From kindergarten through Upper School, Keystone students travel to nearby and distant locations to explore their world.
Lower School field trips are designed to support, enhance and enrich daily classroom instruction. Students attend plays, visit working farms, and sample the history of San Antonio and Austin. Middle School students travel overnight in pursuit of science, history and personal challenges, and Upper School students travel farther still.
The purpose of these excursions is to introduce students to incredible natural beauty and the joys of the outdoors, and to give students an opportunity to know each other better outside of the classroom. When students finish their schooling at Keystone, they often recount their trips over the years as the source of deepening their connections with teachers and with each other, and providing memories that last a lifetime.
Students travel to the state park near Helotes to hike and explore as a class. Students have the option to camp overnight in tents.

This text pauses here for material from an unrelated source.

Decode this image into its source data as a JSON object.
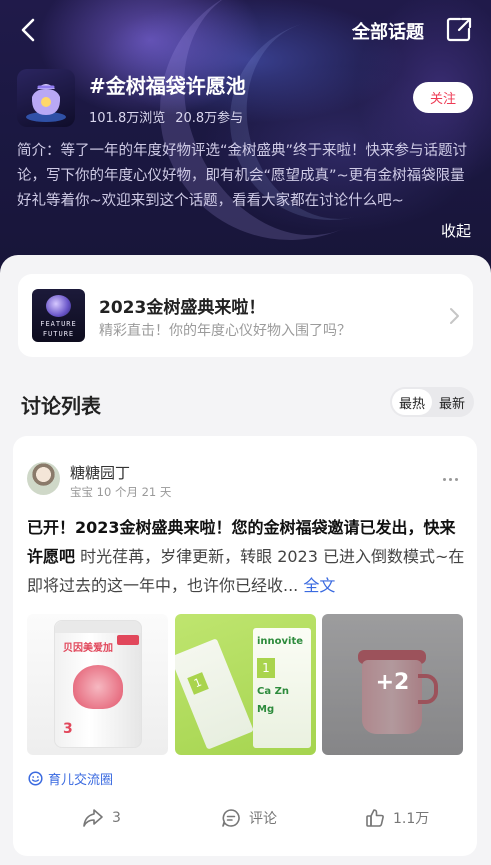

Fifth graders visit Natural Bridge Caverns and Wonder World Park to learn about wet and dry formation caves, and they stay overnight one night in cabins at T Bar M Camp in New Braunfels, where they participate in team building and orienteering activities.
Sixth graders travel to Nature’s Classroom Institute in New Ulm; students spend two nights in cabins, and they participate in activities that promote teamwork, leadership, and camaraderie. The focus of this trip is the land, ecology, and environment of South Texas.
Seventh graders visit Rockport and the Coastal Bend to learn more about Texas wildlife. Their trip includes an outing to Corpus Christi to visit the USS Lexington museum and taking a tour of Corpus Christi Bay.
Eighth graders travel to Yellowstone National Park in Wyoming, where they study the geology and ecology of the park. Students camp in tents for four nights and are responsible for helping cook meals as they work in groups to complete camp chores and tasks.
Not only does this trip provide an opportunity for returning Keystone students to bond with new classmates, it allows them to study the Olympic ecosystem of the Pacific Northwest, study old growth forests, conduct water-based science measurements and testing, and study the effect of dam removals on a salmon migration river.
Sophomores travel to the Tampa, Florida area for wetlands research, marine biology instruction, and other learning about a complex North American ecosystem. Side trips include canoeing, hiking in Lake Myakka State Park, a visit to Siesta Key and swimming with manatees at Crystal River.
Visits to Civil War battle sites, hikes in the Shenandoah National Park and two days exploring DC museums and the Mall, will supplement the American history and American literature aspects of the junior year curriculum. Planned excursions include the National Museum of African American History and Culture and the National Gallery of Art.
This trip brings students together to study the Yosemite ecosystem under the themes of a sense of place, interconnections, and stewardship. Students will work with Nature Bridge instructors to explore the climate, geology, geography, plant life, and animal life of Yosemite to grasp how and why Yosemite is changing.